Lungu's first period in office lasted only one year and six months, when he took over after the death of the previous elected president, Michael Sata. He then won election in a disputed vote to a second, full term in August 2016.
Lungu's supporters argued that the constitution says a president is only deemed to have served a term if he is in office for at least three years of the full five-year term.
Constitutional Court President Hildah Chibomba said the ruling by the seven judges of the court had been unanimous.
"Our answer is that (Lungu's first) presidential tenure of office...cannot be considered as a full term," Chibomba said.
Opposition leader Hakainde Hichelema, who heads the United Party for National Development (UPND), criticised the ruling as effectively opening the way to a third term for Lungu.
"For now, we would like to clearly state that no one is entitled to a third term of office as president of this country," Hichelema said. "This is because when courts fail to protect citizens, (they) have the power to map their own destiny through people power."
Elias Chipimo, who heads the smaller National Restoration Party, said on Twitter: "The Constitutional Court may just have done more to undermine confidence in our judiciary than at any other time in our history."
The opposition cannot appeal the ruling as the Constitutional Court is the highest tribunal in Zambia.
Lungu told supporters in November that Zambian judges could plunge the southern African country into chaos if they made any "adventurous" rulings, according to the Zambia Daily Mail and Times of Zambia.
Lungu has said Zambia is committed to improving the transparency of its debt management and will ensure that debt levels remain sustainable.

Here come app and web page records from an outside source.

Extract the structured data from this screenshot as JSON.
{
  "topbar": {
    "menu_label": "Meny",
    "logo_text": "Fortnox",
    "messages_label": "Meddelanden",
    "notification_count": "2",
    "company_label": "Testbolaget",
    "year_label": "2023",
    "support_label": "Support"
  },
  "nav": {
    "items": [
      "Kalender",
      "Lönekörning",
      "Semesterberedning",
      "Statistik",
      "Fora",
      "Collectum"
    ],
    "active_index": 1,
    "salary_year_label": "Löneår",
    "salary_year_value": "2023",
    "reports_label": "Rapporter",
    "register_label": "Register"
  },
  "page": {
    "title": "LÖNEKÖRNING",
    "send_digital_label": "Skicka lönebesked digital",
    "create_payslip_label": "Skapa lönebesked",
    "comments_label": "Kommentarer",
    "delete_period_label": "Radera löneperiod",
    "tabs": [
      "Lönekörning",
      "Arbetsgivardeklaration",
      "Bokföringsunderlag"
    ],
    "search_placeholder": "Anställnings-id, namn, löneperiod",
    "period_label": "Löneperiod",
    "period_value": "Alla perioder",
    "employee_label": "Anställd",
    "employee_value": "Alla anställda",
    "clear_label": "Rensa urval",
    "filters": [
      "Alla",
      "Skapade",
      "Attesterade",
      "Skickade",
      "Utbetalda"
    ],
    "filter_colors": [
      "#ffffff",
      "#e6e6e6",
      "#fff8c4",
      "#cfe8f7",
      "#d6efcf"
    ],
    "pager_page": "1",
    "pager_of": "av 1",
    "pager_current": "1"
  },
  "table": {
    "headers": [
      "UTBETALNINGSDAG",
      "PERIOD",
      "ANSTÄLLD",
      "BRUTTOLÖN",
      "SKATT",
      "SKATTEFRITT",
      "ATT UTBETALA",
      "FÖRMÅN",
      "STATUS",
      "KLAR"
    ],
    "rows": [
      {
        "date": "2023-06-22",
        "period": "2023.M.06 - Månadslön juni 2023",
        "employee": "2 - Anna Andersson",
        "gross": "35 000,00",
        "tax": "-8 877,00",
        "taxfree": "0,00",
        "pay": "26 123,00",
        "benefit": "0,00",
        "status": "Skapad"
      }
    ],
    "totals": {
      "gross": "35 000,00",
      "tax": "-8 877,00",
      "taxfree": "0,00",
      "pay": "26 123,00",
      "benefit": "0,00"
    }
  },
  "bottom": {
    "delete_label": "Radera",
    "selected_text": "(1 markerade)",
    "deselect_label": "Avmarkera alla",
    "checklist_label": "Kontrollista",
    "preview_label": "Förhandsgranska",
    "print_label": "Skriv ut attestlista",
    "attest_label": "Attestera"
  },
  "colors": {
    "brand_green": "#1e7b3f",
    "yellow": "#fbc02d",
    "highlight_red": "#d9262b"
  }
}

The International Monetary Fund rejected Zambia's borrowing plans earlier this year and said the southern African country was at high risk of debt distress, unnerving investors holding Zambian debt. (Writing by James Macharia Editing by Mark Heinrich)
(This story has not been edited by Devdiscourse staff and is auto-generated from a syndicated feed.)